# Assignment:
Pictures must be kept out of the copy. Every entry is to be duplicated exactly.

# Available records:
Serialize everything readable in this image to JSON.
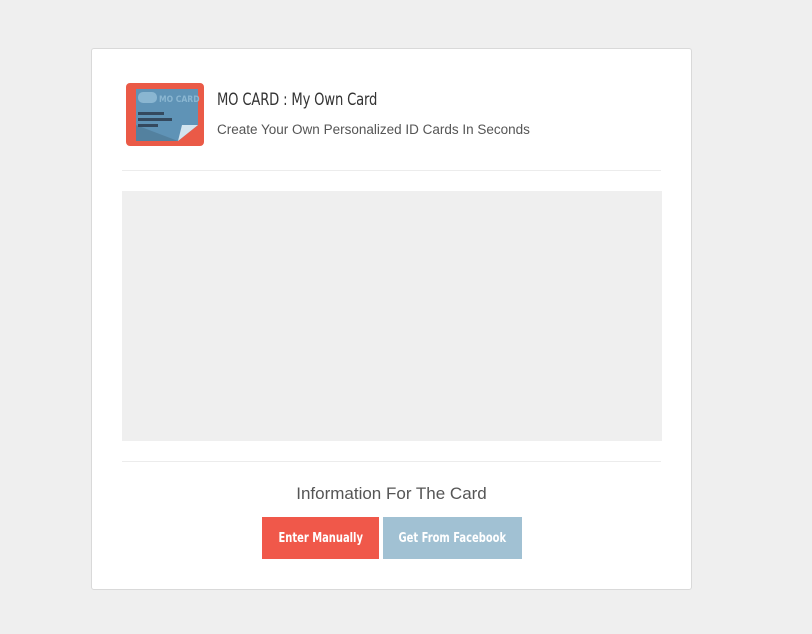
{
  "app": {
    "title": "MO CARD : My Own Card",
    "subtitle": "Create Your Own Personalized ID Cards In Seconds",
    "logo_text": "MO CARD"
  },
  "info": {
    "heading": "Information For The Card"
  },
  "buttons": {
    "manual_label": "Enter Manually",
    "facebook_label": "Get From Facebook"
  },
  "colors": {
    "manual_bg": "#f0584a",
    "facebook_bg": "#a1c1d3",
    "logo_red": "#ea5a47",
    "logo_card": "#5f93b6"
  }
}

# Answer:
Serialize everything readable in this image to JSON.
{
  "app": {
    "title": "MO CARD : My Own Card",
    "subtitle": "Create Your Own Personalized ID Cards In Seconds",
    "logo_text": "MO CARD"
  },
  "info": {
    "heading": "Information For The Card"
  },
  "buttons": {
    "manual_label": "Enter Manually",
    "facebook_label": "Get From Facebook"
  },
  "colors": {
    "manual_bg": "#f0584a",
    "facebook_bg": "#a1c1d3",
    "logo_red": "#ea5a47",
    "logo_card": "#5f93b6"
  }
}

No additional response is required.